The full extent of the damage from this past week's deep freeze is not yet known. I have heard reports from many sources and none of them are good. Nine days ago I was catching tarpon on soft plastic swim baits in the Cape Coral canals, now it's hard to believe that a week later those same fish may be dead. People have been sending me backyard snapshots of piles of dead snook to shots of tarpon floating together like so many logs. Even tough as nails catfish were affected and I saw several spinning, disoriented, and dying.
Today (Thursday) I walked along canals in Punta Gorda and observed the bottom littered with dead and dying fish then spent the afternoon boating in Matlacha Pass and found more of the same. Our snook and resident tarpon population has really taken a hit and I would not be surprised to see a snook season closure for a year or two, a closure that I think most would support.
The effects on juvenile fish, bait fish, invertebrates, and marine plant life, has yet to be tallied. The old saying that Mother Nature can be a cruel mistress is true, as the millions in poverty stricken Haiti can attest to as well. The upside is the sun is shining and the waters will slowly warm and fishing will resume, minus thousands of our finny friends.
Even though the snook population has taken a huge hit, hopefully the trout and redfish population fared better and trout fishing should come on strong as it's been the past season. In Punta Gorda I did see lots of dead sheepshead which are a more cold temperature tolerant species, which further illustrates how really cold these waters got. On Thursdays Matlacha boat ride, I did find some dead sheepies but observed hundreds of them in seemingly good condition. Being in the tropical fish business for fifteen years I also know that delayed mortality will also be a factor and fish will continue to die in the coming weeks from the thermal stress they just endured even as the waters continue to warm. I also understand that the tropical fish industry in Florida was heavily damaged as well as the fruit growers.

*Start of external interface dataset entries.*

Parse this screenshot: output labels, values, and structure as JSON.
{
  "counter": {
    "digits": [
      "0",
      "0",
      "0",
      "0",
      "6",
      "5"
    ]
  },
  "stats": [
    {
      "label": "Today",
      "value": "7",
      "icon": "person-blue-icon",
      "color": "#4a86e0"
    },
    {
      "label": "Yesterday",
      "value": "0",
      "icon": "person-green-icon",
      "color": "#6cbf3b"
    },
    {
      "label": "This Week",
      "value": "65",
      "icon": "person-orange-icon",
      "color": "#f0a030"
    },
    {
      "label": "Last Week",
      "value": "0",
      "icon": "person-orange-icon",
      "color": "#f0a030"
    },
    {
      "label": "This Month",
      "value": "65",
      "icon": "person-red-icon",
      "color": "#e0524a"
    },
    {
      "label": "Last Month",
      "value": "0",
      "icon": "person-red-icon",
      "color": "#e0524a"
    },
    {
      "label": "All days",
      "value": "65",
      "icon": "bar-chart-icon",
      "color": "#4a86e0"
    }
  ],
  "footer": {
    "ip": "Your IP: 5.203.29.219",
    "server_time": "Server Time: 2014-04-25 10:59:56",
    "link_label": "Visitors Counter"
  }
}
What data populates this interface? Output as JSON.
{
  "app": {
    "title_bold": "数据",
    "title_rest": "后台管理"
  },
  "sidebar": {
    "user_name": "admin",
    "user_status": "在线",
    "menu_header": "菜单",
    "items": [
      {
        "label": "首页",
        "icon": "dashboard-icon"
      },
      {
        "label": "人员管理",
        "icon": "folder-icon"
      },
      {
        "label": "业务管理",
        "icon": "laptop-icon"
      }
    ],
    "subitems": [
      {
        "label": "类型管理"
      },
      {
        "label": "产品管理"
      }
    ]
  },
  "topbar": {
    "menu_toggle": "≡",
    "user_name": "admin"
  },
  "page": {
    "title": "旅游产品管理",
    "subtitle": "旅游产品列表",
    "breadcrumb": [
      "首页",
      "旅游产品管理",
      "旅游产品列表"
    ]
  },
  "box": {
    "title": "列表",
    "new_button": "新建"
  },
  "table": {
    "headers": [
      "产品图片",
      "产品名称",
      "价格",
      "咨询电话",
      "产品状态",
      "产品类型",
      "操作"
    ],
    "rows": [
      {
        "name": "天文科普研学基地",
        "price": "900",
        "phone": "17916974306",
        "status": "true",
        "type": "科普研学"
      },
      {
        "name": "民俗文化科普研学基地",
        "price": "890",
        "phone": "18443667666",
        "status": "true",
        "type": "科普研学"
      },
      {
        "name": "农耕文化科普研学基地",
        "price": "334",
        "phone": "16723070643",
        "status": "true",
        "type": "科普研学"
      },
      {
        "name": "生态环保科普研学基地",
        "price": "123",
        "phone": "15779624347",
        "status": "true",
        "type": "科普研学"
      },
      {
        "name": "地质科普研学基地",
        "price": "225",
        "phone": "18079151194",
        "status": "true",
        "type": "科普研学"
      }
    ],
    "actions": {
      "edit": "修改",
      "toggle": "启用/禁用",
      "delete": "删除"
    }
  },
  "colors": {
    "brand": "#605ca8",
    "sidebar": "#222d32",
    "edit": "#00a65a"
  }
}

January is a traditionally good month for catching trout, cobia, tripletail, sheepshead, and skinny water redfish. Look for trout on three to six foot grass flats on sunny afternoons. Trout can be caught with a variety of methods but it's hard to beat a popping cork and a live shrimp as you wind drift the flats. The Berkeley GULP shrimp is a great substitute for a live one. If you find a concentration of trout quietly anchor and try a variety of jigs, small plugs, top waters and flies. I like white or yellow flies with a flashy strip of Mylar.
For tripletail, run the crab trap buoys and spot them floating on or near the surface around the buoy. Quietly drift back and free line a choice shrimp to the fish and be prepared to get the fish away from the buoy line. These odd looking fish come in all sizes and may be the tastiest fish in our waters as well as hard fighters.
While looking for tripletail keep an eye peeled for cobia in the same areas and be ready to throw a colorful jig, plastic worm or eel, a jumbo shrimp, or pinfish if you have them. Cobia fight very hard and taste mighty good.
For sheepies, go to docks, bridges, pilings, channels and fish bits of shrimp, fiddler crabs, and clams on a two foot piece of fluorocarbon leader with a small #1 hook. Use just enough weight to get the bait down. Hard to clean, tasty on the table.
Use stealth when hunting reds. Long casts with gold spoons on the flats and oyster bars along with shrimp tipped jigs crawled on bottom in the channels.
Capt. George Tunison is a Cape Coral resident fishing guide. Contact him at firstname.lastname@example.org, or Flying Fins Sportfishing.